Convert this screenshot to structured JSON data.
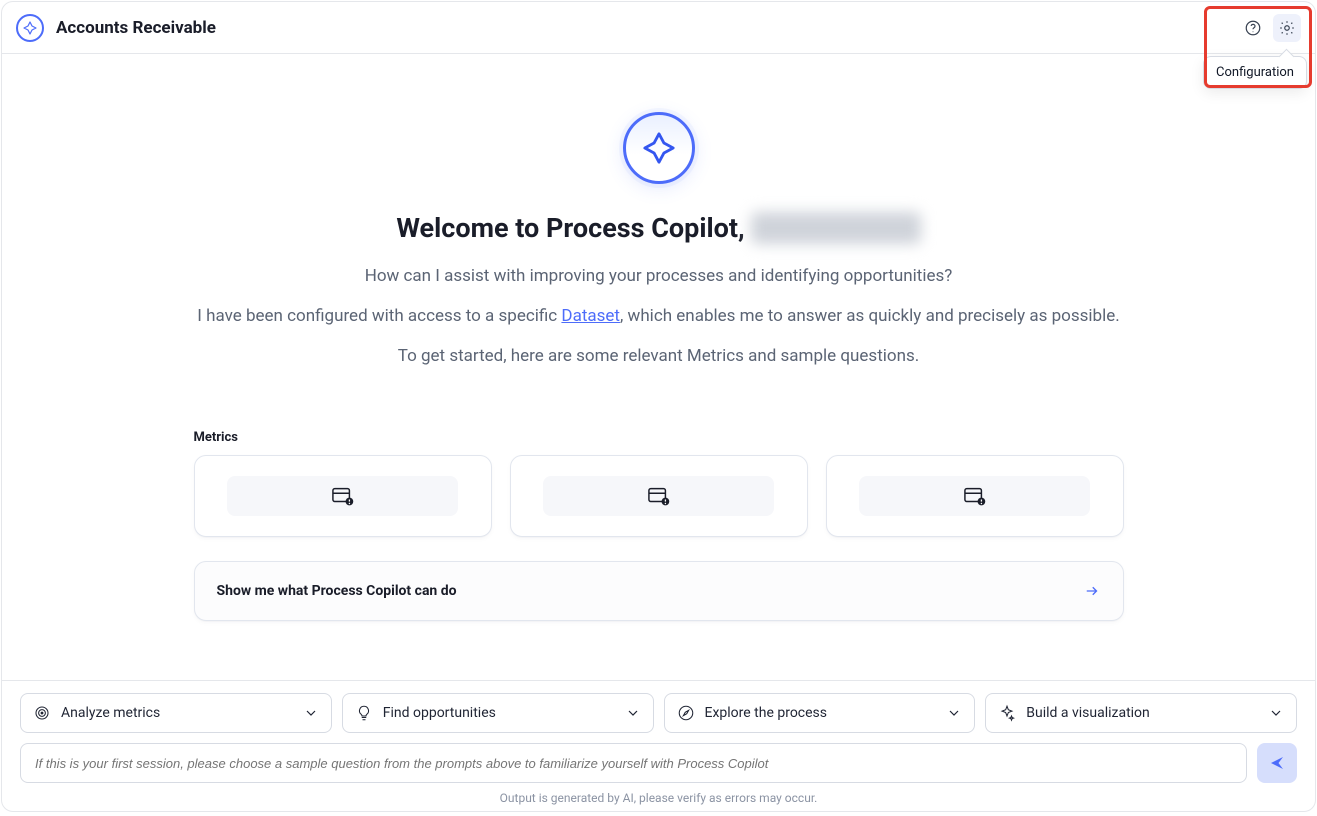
{
  "header": {
    "title": "Accounts Receivable",
    "tooltip": "Configuration"
  },
  "hero": {
    "welcome": "Welcome to Process Copilot,",
    "line1": "How can I assist with improving your processes and identifying opportunities?",
    "line2_a": "I have been configured with access to a specific ",
    "line2_link": "Dataset",
    "line2_b": ", which enables me to answer as quickly and precisely as possible.",
    "line3": "To get started, here are some relevant Metrics and sample questions."
  },
  "metrics": {
    "label": "Metrics"
  },
  "cta": {
    "showme": "Show me what Process Copilot can do"
  },
  "footer": {
    "pills": [
      {
        "label": "Analyze metrics"
      },
      {
        "label": "Find opportunities"
      },
      {
        "label": "Explore the process"
      },
      {
        "label": "Build a visualization"
      }
    ],
    "placeholder": "If this is your first session, please choose a sample question from the prompts above to familiarize yourself with Process Copilot",
    "disclaimer": "Output is generated by AI, please verify as errors may occur."
  }
}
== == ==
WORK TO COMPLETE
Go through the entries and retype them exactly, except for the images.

SOLUTION FOR THIS TASK
Convert this screenshot to structured JSON data.
{
  "header": {
    "title": "Accounts Receivable",
    "tooltip": "Configuration"
  },
  "hero": {
    "welcome": "Welcome to Process Copilot,",
    "line1": "How can I assist with improving your processes and identifying opportunities?",
    "line2_a": "I have been configured with access to a specific ",
    "line2_link": "Dataset",
    "line2_b": ", which enables me to answer as quickly and precisely as possible.",
    "line3": "To get started, here are some relevant Metrics and sample questions."
  },
  "metrics": {
    "label": "Metrics"
  },
  "cta": {
    "showme": "Show me what Process Copilot can do"
  },
  "footer": {
    "pills": [
      {
        "label": "Analyze metrics"
      },
      {
        "label": "Find opportunities"
      },
      {
        "label": "Explore the process"
      },
      {
        "label": "Build a visualization"
      }
    ],
    "placeholder": "If this is your first session, please choose a sample question from the prompts above to familiarize yourself with Process Copilot",
    "disclaimer": "Output is generated by AI, please verify as errors may occur."
  }
}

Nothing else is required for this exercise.